What lines in the entries below contain the word "DETAILS"? Copy all of them.

Dataset entries
◇ ◇ ◇ ◇ ◇ ◇ ◇
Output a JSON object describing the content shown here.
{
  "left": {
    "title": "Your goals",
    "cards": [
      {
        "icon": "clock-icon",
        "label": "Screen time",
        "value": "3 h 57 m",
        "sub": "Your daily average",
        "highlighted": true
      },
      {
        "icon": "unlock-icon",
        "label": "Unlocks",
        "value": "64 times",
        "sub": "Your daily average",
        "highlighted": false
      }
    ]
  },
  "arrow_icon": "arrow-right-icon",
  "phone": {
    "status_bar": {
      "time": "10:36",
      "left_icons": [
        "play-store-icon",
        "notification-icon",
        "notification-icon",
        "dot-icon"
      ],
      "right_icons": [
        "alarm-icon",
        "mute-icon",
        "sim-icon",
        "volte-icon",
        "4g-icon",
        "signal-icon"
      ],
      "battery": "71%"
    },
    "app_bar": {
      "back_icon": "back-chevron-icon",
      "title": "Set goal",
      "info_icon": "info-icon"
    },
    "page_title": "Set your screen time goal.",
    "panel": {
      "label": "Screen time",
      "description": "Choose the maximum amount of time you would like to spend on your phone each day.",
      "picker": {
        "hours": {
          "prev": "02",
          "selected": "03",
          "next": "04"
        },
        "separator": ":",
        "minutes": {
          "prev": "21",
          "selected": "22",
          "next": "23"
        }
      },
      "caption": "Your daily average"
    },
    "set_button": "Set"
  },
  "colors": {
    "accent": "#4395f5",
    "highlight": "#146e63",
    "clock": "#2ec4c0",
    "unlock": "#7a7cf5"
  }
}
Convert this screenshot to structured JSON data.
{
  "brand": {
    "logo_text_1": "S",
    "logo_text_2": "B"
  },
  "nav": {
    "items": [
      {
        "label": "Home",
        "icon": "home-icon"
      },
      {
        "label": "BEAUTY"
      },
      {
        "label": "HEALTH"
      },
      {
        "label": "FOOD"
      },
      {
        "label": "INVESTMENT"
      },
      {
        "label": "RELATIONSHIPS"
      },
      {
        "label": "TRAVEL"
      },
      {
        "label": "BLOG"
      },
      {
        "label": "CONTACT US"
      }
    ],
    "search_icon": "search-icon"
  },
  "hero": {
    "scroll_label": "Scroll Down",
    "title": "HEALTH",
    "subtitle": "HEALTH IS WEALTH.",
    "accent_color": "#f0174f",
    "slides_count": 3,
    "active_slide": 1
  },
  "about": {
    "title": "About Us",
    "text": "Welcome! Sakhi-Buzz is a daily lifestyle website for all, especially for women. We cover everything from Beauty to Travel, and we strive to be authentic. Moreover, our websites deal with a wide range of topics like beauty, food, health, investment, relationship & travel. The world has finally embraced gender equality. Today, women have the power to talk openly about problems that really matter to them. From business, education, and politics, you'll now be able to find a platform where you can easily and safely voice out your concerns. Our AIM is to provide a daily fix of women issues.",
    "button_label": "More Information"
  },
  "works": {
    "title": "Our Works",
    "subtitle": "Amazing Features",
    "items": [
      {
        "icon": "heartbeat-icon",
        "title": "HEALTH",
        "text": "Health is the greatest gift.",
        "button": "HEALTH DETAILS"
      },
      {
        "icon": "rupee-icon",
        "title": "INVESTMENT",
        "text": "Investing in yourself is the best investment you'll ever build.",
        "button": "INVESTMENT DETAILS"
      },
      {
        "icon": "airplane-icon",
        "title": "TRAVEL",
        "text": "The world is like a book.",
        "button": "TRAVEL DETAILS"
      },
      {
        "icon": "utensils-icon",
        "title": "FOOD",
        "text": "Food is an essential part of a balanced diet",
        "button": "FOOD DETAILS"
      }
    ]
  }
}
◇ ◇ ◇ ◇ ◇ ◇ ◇
▸ Answer box:
        "button": "HEALTH DETAILS"
        "button": "INVESTMENT DETAILS"
        "button": "TRAVEL DETAILS"
        "button": "FOOD DETAILS"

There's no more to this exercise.